**What you are asked to do:** Give back the whole listing exactly as written, pictures excluded.
──────── Exercise material ────────
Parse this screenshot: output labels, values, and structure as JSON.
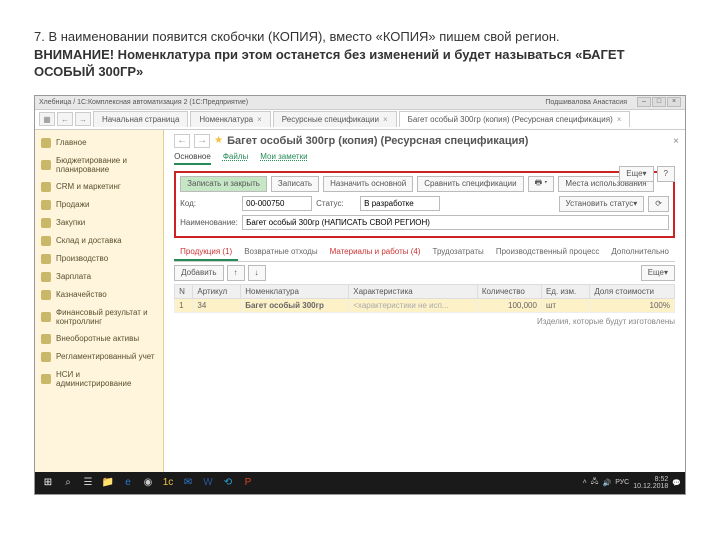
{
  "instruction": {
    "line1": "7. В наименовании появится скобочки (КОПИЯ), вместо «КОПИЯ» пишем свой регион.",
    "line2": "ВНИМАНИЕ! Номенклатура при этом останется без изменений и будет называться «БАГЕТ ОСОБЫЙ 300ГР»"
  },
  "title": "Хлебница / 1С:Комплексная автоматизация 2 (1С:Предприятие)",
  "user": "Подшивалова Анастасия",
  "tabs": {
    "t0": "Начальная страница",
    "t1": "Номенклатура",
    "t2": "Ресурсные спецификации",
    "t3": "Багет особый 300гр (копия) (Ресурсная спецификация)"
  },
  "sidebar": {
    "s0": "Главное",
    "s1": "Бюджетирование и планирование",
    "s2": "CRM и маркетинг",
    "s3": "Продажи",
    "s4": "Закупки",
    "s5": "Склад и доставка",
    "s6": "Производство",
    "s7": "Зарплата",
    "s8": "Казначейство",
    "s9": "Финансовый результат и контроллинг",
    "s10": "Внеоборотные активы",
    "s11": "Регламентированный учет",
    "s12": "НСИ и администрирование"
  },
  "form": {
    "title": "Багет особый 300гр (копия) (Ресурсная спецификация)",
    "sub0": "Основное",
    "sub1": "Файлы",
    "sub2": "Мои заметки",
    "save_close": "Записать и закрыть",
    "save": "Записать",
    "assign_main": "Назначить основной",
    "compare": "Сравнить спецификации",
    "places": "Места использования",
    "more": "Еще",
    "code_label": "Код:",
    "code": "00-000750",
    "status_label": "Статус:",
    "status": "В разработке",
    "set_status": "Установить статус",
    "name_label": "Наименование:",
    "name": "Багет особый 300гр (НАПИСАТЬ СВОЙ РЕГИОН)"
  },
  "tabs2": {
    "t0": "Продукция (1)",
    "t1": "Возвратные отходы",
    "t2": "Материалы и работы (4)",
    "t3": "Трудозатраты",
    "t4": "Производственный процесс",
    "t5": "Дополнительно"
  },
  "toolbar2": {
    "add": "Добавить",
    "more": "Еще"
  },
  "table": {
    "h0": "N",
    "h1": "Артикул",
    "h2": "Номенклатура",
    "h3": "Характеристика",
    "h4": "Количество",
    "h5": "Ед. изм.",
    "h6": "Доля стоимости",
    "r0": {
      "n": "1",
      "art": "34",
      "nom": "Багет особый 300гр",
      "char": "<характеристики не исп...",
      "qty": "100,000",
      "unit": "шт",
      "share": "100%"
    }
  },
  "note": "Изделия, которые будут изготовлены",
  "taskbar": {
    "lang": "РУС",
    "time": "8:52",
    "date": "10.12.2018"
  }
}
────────
**Solution for this problem:**
Parse this screenshot: output labels, values, and structure as JSON.
{
  "instruction": {
    "line1": "7. В наименовании появится скобочки (КОПИЯ), вместо «КОПИЯ» пишем свой регион.",
    "line2": "ВНИМАНИЕ! Номенклатура при этом останется без изменений и будет называться «БАГЕТ ОСОБЫЙ 300ГР»"
  },
  "title": "Хлебница / 1С:Комплексная автоматизация 2 (1С:Предприятие)",
  "user": "Подшивалова Анастасия",
  "tabs": {
    "t0": "Начальная страница",
    "t1": "Номенклатура",
    "t2": "Ресурсные спецификации",
    "t3": "Багет особый 300гр (копия) (Ресурсная спецификация)"
  },
  "sidebar": {
    "s0": "Главное",
    "s1": "Бюджетирование и планирование",
    "s2": "CRM и маркетинг",
    "s3": "Продажи",
    "s4": "Закупки",
    "s5": "Склад и доставка",
    "s6": "Производство",
    "s7": "Зарплата",
    "s8": "Казначейство",
    "s9": "Финансовый результат и контроллинг",
    "s10": "Внеоборотные активы",
    "s11": "Регламентированный учет",
    "s12": "НСИ и администрирование"
  },
  "form": {
    "title": "Багет особый 300гр (копия) (Ресурсная спецификация)",
    "sub0": "Основное",
    "sub1": "Файлы",
    "sub2": "Мои заметки",
    "save_close": "Записать и закрыть",
    "save": "Записать",
    "assign_main": "Назначить основной",
    "compare": "Сравнить спецификации",
    "places": "Места использования",
    "more": "Еще",
    "code_label": "Код:",
    "code": "00-000750",
    "status_label": "Статус:",
    "status": "В разработке",
    "set_status": "Установить статус",
    "name_label": "Наименование:",
    "name": "Багет особый 300гр (НАПИСАТЬ СВОЙ РЕГИОН)"
  },
  "tabs2": {
    "t0": "Продукция (1)",
    "t1": "Возвратные отходы",
    "t2": "Материалы и работы (4)",
    "t3": "Трудозатраты",
    "t4": "Производственный процесс",
    "t5": "Дополнительно"
  },
  "toolbar2": {
    "add": "Добавить",
    "more": "Еще"
  },
  "table": {
    "h0": "N",
    "h1": "Артикул",
    "h2": "Номенклатура",
    "h3": "Характеристика",
    "h4": "Количество",
    "h5": "Ед. изм.",
    "h6": "Доля стоимости",
    "r0": {
      "n": "1",
      "art": "34",
      "nom": "Багет особый 300гр",
      "char": "<характеристики не исп...",
      "qty": "100,000",
      "unit": "шт",
      "share": "100%"
    }
  },
  "note": "Изделия, которые будут изготовлены",
  "taskbar": {
    "lang": "РУС",
    "time": "8:52",
    "date": "10.12.2018"
  }
}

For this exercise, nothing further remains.